No more Enterprise CA Infrastructure needed
Because of the used Kerberos Delegation, there is no need to wait for Azure AD Connect sync anymore
how cool is that???
How to configure
There are a few prerequisites needed to get this running, all documentd here, most important:
a couple lines Powershell code to deploy Azure AD Kerberos
an Intune CSP Setting
Full patched Win10 / 11 and Server 2016 on Domain Controller
Installing Azure AD Kerberos
based on this article, you install the required PowerShell Modules, then run the configuration script with your required values on one of your onprem servers:

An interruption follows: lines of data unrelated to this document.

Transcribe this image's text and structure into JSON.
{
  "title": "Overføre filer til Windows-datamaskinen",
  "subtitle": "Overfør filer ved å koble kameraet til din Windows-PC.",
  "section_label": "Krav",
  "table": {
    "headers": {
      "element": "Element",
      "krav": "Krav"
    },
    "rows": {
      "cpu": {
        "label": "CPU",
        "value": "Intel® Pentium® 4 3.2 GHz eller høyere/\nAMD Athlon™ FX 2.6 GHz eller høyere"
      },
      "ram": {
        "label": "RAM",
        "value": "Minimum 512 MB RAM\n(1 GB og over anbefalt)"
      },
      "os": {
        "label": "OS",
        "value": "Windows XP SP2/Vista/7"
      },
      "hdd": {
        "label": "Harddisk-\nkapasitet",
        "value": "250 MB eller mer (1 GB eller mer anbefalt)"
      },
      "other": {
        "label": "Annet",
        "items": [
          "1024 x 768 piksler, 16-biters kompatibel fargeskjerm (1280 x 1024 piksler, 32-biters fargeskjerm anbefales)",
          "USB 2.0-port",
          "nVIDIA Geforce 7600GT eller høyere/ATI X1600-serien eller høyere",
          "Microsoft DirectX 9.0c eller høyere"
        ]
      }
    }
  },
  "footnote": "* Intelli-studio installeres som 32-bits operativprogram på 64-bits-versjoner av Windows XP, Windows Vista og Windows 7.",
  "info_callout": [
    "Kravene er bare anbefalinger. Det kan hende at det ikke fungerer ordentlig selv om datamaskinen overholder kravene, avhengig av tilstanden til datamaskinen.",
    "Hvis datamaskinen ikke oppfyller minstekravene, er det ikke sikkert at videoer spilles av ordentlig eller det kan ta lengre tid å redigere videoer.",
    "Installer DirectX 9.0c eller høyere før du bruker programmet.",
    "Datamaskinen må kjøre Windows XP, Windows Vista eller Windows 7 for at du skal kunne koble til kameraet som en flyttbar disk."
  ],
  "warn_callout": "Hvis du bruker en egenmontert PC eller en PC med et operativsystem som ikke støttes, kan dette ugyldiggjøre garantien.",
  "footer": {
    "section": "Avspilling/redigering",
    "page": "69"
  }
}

Next we have to deploy the required Intune Settings. In my Lab I will configure Hello for Business and the Cloud Trust policy only (on your tenant there will be probably some more settings for sure).
and then as a custom Windows Configuration Profile, the Hybrid Cloud Trust CSP with your Tenant ID in it:
./Device/Vendor/MSFT/PassportForWork/xxxxxxxx-yyyy-uuuu-zzzz-516107738775/Policies/UseCloudTrustForOnPremAuth (dont forget to replace the Tenant ID)
If all went well, you can now layback and watch your devices going through Autopilot, then directly to the Hello for Business Wizard and then finally using their first Kerberos Tickets to access Fileshares or other legacy stuff.
If you deploy the all new AIP Unified Labeling Client to your machines, every user has to enable the status bar in Office if they want to apply some labels. This behavior can be changed through some Powershell Commandlets.
Then, we need to create the required Labels in Office 365 (will cover that in a separate blog some days):
Next step is to connect the Office 365 Security & Compliance Center Powershell, easiest way if you are using MFA (which I hope you do), is to download the Exchange Online Powershell Commandlets in Internet Explorer (no comment), this can do your modern auth (connect-ippssession -userprincipalname email@example.com):
Then you can run a single command line to automatically enable the status bar for every scoped user in you label publishing (just replace the label policy name):
If you are using MFA for you Admin Accounts: Download Exchange Online Powershell in Exchange Online Admin Center with Internet Explorer (had to Install IE again first haha), then connect with Powershell
#2Create the Roomlist and Add you Surface Hubs into it
#3: You can now select your Surface Hub as a resource in Teams
Then run it on your failed client with /online, or copy down all the logs and refere within the /offline switch. In my case, I’m troubleshooting directly on a failed client:
Now it’s collection every relevant entry in all the different locations and displays the interessting lines:
this is it, in my case it was the EFI Disk which was in a bad shape (led there by searching the 0x80070002 error). If you need the results collected, it stored in the path specified in the /Output parameter, the log itselfs looks like this: